§ **WHAT YOU WILL DO**:
Each line below that holds the word "Vusers" counts once; state the total number of such lines and nothing else.

§ **THE DATA**:
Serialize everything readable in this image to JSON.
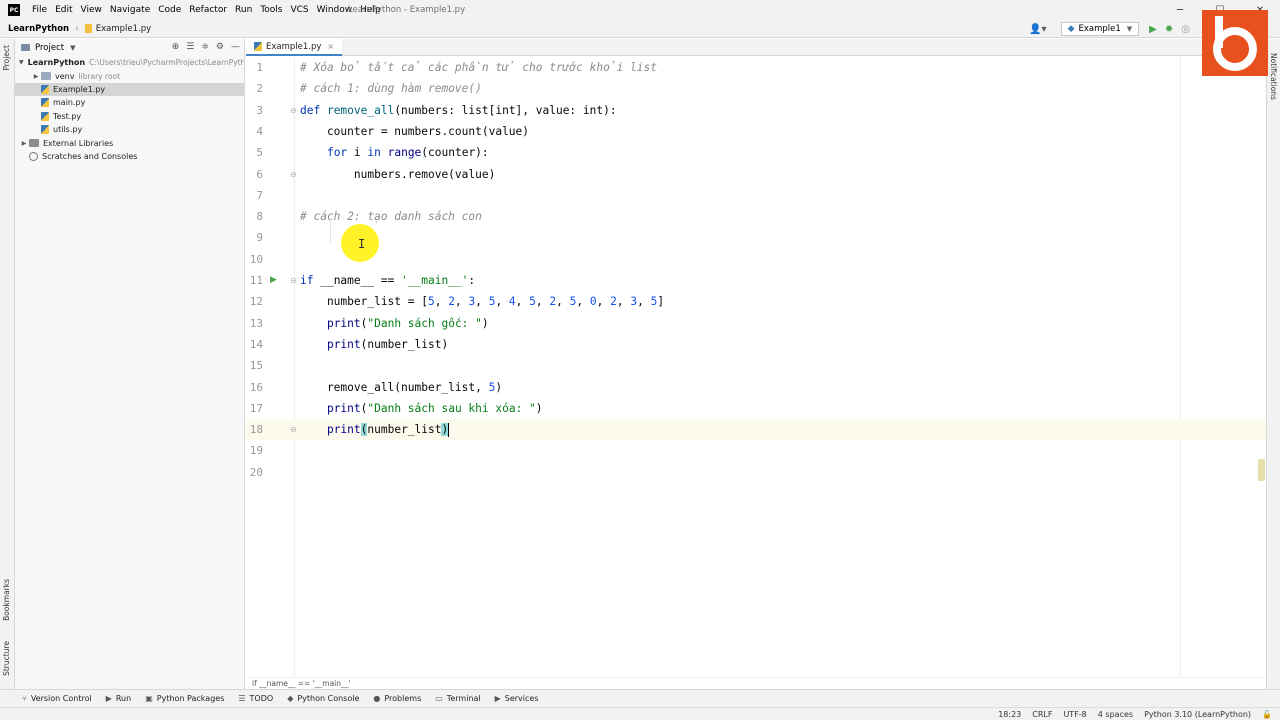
{
  "app": {
    "logo_text": "PC",
    "window_title": "LearnPython - Example1.py",
    "menu": [
      "File",
      "Edit",
      "View",
      "Navigate",
      "Code",
      "Refactor",
      "Run",
      "Tools",
      "VCS",
      "Window",
      "Help"
    ],
    "window_controls": [
      "─",
      "☐",
      "✕"
    ]
  },
  "navbar": {
    "project": "LearnPython",
    "file": "Example1.py",
    "run_config": "Example1",
    "colors": {
      "run": "#4ba34b",
      "accent": "#4083c9"
    }
  },
  "left_strip": {
    "tabs": [
      "Project",
      "Bookmarks",
      "Structure"
    ]
  },
  "right_strip": {
    "tabs": [
      "Notifications"
    ]
  },
  "project_panel": {
    "title": "Project",
    "tree": [
      {
        "label": "LearnPython",
        "hint": "C:\\Users\\trieu\\PycharmProjects\\LearnPytho",
        "level": 0,
        "arrow": "▼",
        "icon": "folder-icon",
        "bold": true
      },
      {
        "label": "venv",
        "hint": "library root",
        "level": 1,
        "arrow": "▶",
        "icon": "folder-icon"
      },
      {
        "label": "Example1.py",
        "hint": "",
        "level": 1,
        "arrow": "",
        "icon": "python-file-icon",
        "selected": true
      },
      {
        "label": "main.py",
        "hint": "",
        "level": 1,
        "arrow": "",
        "icon": "python-file-icon"
      },
      {
        "label": "Test.py",
        "hint": "",
        "level": 1,
        "arrow": "",
        "icon": "python-file-icon"
      },
      {
        "label": "utils.py",
        "hint": "",
        "level": 1,
        "arrow": "",
        "icon": "python-file-icon"
      },
      {
        "label": "External Libraries",
        "hint": "",
        "level": 0,
        "arrow": "▶",
        "icon": "library-icon"
      },
      {
        "label": "Scratches and Consoles",
        "hint": "",
        "level": 0,
        "arrow": "",
        "icon": "scratch-icon"
      }
    ]
  },
  "editor": {
    "tab_label": "Example1.py",
    "current_line": 18,
    "lines": [
      {
        "n": "1",
        "tokens": [
          [
            "c",
            "# Xóa bỏ tất cả các phần tử cho trước khỏi list"
          ]
        ]
      },
      {
        "n": "2",
        "tokens": [
          [
            "c",
            "# cách 1: dùng hàm remove()"
          ]
        ]
      },
      {
        "n": "3",
        "tokens": [
          [
            "k",
            "def "
          ],
          [
            "f",
            "remove_all"
          ],
          [
            "p",
            "(numbers: list[int], value: int):"
          ]
        ]
      },
      {
        "n": "4",
        "tokens": [
          [
            "p",
            "    counter = numbers.count(value)"
          ]
        ]
      },
      {
        "n": "5",
        "tokens": [
          [
            "p",
            "    "
          ],
          [
            "k",
            "for "
          ],
          [
            "p",
            "i "
          ],
          [
            "k",
            "in "
          ],
          [
            "b",
            "range"
          ],
          [
            "p",
            "(counter):"
          ]
        ]
      },
      {
        "n": "6",
        "tokens": [
          [
            "p",
            "        numbers.remove(value)"
          ]
        ]
      },
      {
        "n": "7",
        "tokens": []
      },
      {
        "n": "8",
        "tokens": [
          [
            "c",
            "# cách 2: tạo danh sách con"
          ]
        ]
      },
      {
        "n": "9",
        "tokens": []
      },
      {
        "n": "10",
        "tokens": []
      },
      {
        "n": "11",
        "tokens": [
          [
            "k",
            "if "
          ],
          [
            "p",
            "__name__ == "
          ],
          [
            "s",
            "'__main__'"
          ],
          [
            "p",
            ":"
          ]
        ]
      },
      {
        "n": "12",
        "tokens": [
          [
            "p",
            "    number_list = ["
          ],
          [
            "n",
            "5"
          ],
          [
            "p",
            ", "
          ],
          [
            "n",
            "2"
          ],
          [
            "p",
            ", "
          ],
          [
            "n",
            "3"
          ],
          [
            "p",
            ", "
          ],
          [
            "n",
            "5"
          ],
          [
            "p",
            ", "
          ],
          [
            "n",
            "4"
          ],
          [
            "p",
            ", "
          ],
          [
            "n",
            "5"
          ],
          [
            "p",
            ", "
          ],
          [
            "n",
            "2"
          ],
          [
            "p",
            ", "
          ],
          [
            "n",
            "5"
          ],
          [
            "p",
            ", "
          ],
          [
            "n",
            "0"
          ],
          [
            "p",
            ", "
          ],
          [
            "n",
            "2"
          ],
          [
            "p",
            ", "
          ],
          [
            "n",
            "3"
          ],
          [
            "p",
            ", "
          ],
          [
            "n",
            "5"
          ],
          [
            "p",
            "]"
          ]
        ]
      },
      {
        "n": "13",
        "tokens": [
          [
            "p",
            "    "
          ],
          [
            "b",
            "print"
          ],
          [
            "p",
            "("
          ],
          [
            "s",
            "\"Danh sách gốc: \""
          ],
          [
            "p",
            ")"
          ]
        ]
      },
      {
        "n": "14",
        "tokens": [
          [
            "p",
            "    "
          ],
          [
            "b",
            "print"
          ],
          [
            "p",
            "(number_list)"
          ]
        ]
      },
      {
        "n": "15",
        "tokens": []
      },
      {
        "n": "16",
        "tokens": [
          [
            "p",
            "    remove_all(number_list, "
          ],
          [
            "n",
            "5"
          ],
          [
            "p",
            ")"
          ]
        ]
      },
      {
        "n": "17",
        "tokens": [
          [
            "p",
            "    "
          ],
          [
            "b",
            "print"
          ],
          [
            "p",
            "("
          ],
          [
            "s",
            "\"Danh sách sau khi xóa: \""
          ],
          [
            "p",
            ")"
          ]
        ]
      },
      {
        "n": "18",
        "tokens": [
          [
            "p",
            "    "
          ],
          [
            "b",
            "print"
          ],
          [
            "h",
            "("
          ],
          [
            "p",
            "number_list"
          ],
          [
            "h",
            ")"
          ],
          [
            "cur",
            ""
          ]
        ]
      },
      {
        "n": "19",
        "tokens": []
      },
      {
        "n": "20",
        "tokens": []
      }
    ],
    "breadcrumb": "if __name__ == '__main__'"
  },
  "tool_windows": [
    {
      "label": "Version Control",
      "icon": "vcs-icon"
    },
    {
      "label": "Run",
      "icon": "run-icon"
    },
    {
      "label": "Python Packages",
      "icon": "packages-icon"
    },
    {
      "label": "TODO",
      "icon": "todo-icon"
    },
    {
      "label": "Python Console",
      "icon": "console-icon"
    },
    {
      "label": "Problems",
      "icon": "problems-icon"
    },
    {
      "label": "Terminal",
      "icon": "terminal-icon"
    },
    {
      "label": "Services",
      "icon": "services-icon"
    }
  ],
  "status": {
    "position": "18:23",
    "line_sep": "CRLF",
    "encoding": "UTF-8",
    "indent": "4 spaces",
    "interpreter": "Python 3.10 (LearnPython)"
  },
  "brand": {
    "color": "#e8511e"
  }
}
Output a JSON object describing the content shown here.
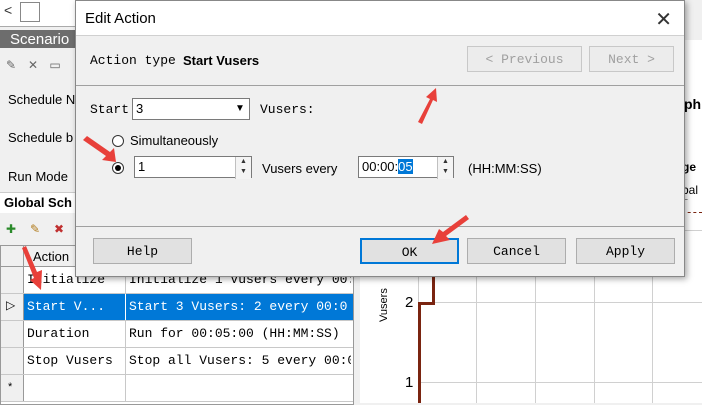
{
  "background": {
    "scenario_header": "Scenario",
    "schedule_name_label": "Schedule N",
    "schedule_by_label": "Schedule b",
    "run_mode_label": "Run Mode",
    "global_schedule_label": "Global Sch",
    "grid": {
      "header_action": "Action",
      "rows": [
        {
          "action": "Initialize",
          "properties": "Initialize 1 Vusers every 00:0"
        },
        {
          "action": "Start  V...",
          "properties": "Start 3 Vusers: 2 every 00:0",
          "selected": true
        },
        {
          "action": "Duration",
          "properties": "Run for 00:05:00 (HH:MM:SS)"
        },
        {
          "action": "Stop Vusers",
          "properties": "Stop all Vusers: 5 every 00:0"
        }
      ],
      "new_row_marker": "*"
    },
    "graph": {
      "y_label": "Vusers",
      "ticks": [
        "2",
        "1"
      ]
    },
    "right_fragments": [
      "ph",
      "ge",
      "bal S"
    ]
  },
  "dialog": {
    "title": "Edit Action",
    "action_type_prefix": "Action type",
    "action_type_value": "Start Vusers",
    "previous_label": "<  Previous",
    "next_label": "Next  >",
    "start_label": "Start",
    "start_value": "3",
    "vusers_label": "Vusers:",
    "simultaneously_label": "Simultaneously",
    "count_value": "1",
    "vusers_every_label": "Vusers every",
    "time_prefix": "00:00:",
    "time_seconds": "05",
    "time_format": "(HH:MM:SS)",
    "help_label": "Help",
    "ok_label": "OK",
    "cancel_label": "Cancel",
    "apply_label": "Apply"
  },
  "colors": {
    "selection": "#0078d7",
    "arrow": "#e8403a",
    "graph_line": "#7a2410"
  }
}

§ **REPLY**:
8